DATASET CONTENT
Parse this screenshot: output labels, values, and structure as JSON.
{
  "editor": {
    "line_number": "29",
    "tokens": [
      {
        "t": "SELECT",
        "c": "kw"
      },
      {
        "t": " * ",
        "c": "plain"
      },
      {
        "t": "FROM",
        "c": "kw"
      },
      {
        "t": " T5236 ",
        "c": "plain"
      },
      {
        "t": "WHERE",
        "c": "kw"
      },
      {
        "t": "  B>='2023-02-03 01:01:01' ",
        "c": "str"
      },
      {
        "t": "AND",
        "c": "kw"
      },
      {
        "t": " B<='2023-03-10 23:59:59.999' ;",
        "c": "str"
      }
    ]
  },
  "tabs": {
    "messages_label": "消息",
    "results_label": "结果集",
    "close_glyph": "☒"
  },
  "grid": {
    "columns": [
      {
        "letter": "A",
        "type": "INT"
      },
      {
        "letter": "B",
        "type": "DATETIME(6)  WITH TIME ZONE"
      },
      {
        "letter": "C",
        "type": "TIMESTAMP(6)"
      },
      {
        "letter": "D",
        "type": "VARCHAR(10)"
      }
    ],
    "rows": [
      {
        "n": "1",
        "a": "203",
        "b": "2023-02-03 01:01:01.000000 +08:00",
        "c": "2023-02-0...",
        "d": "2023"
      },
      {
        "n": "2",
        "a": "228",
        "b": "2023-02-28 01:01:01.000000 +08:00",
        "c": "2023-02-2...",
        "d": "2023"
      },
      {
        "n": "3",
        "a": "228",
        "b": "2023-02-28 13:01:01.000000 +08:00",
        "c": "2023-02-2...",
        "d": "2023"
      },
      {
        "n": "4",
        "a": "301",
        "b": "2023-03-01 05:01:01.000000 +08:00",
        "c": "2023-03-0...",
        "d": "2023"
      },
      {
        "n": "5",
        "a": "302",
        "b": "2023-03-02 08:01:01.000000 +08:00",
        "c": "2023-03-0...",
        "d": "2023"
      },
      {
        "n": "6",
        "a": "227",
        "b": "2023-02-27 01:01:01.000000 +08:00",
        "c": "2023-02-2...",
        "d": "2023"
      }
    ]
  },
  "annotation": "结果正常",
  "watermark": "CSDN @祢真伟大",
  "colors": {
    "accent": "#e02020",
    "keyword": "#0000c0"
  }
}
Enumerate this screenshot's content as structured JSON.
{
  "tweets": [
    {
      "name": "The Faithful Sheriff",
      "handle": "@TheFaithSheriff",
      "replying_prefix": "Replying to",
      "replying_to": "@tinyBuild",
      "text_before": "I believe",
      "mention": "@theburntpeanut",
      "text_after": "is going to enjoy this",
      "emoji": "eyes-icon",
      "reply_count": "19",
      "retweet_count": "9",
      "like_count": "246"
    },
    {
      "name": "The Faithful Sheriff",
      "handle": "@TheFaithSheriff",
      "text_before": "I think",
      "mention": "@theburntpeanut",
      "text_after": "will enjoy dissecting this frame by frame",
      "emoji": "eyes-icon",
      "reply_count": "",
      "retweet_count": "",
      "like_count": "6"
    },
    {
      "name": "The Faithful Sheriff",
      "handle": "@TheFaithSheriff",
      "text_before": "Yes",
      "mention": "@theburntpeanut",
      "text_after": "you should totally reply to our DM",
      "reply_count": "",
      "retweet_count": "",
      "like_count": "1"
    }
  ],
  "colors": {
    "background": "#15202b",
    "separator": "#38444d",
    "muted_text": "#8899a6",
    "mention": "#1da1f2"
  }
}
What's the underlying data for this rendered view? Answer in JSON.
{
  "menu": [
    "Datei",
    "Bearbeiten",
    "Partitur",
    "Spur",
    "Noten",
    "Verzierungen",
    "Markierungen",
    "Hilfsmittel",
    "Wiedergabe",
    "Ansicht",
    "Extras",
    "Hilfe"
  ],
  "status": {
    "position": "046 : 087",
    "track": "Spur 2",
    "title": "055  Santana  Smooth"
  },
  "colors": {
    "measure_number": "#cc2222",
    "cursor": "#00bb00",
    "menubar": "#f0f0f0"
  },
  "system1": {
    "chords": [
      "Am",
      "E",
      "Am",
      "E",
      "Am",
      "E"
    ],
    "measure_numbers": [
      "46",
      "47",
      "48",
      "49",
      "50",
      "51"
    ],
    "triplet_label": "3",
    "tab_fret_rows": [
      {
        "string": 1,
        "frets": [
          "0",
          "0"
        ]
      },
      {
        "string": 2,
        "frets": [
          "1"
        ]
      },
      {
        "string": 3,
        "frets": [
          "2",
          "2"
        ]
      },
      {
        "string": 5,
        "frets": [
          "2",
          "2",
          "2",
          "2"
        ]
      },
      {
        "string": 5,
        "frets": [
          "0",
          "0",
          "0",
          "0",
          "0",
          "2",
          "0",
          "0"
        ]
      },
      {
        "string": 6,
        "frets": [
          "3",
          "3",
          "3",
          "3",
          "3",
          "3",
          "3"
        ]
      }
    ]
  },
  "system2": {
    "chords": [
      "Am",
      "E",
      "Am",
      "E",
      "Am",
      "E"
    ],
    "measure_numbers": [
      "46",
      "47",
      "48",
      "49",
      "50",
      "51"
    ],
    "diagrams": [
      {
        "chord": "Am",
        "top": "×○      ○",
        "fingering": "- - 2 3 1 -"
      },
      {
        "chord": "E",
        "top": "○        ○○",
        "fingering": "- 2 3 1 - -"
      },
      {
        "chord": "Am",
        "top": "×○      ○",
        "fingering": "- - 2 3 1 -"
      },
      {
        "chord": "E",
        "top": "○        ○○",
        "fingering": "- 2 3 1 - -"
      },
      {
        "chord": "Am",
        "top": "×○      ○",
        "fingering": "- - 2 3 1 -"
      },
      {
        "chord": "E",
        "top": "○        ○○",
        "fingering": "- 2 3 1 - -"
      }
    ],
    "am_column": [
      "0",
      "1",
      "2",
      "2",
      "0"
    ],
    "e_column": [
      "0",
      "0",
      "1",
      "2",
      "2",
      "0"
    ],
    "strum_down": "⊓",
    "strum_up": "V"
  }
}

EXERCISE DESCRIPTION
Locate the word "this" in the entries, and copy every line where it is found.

YOUR RESPONSE
Parse this screenshot: output labels, values, and structure as JSON.
Enumerate this screenshot's content as structured JSON.
      "text_after": "is going to enjoy this",
      "text_after": "will enjoy dissecting this frame by frame",
What's the underlying data for this rendered view? Answer in JSON.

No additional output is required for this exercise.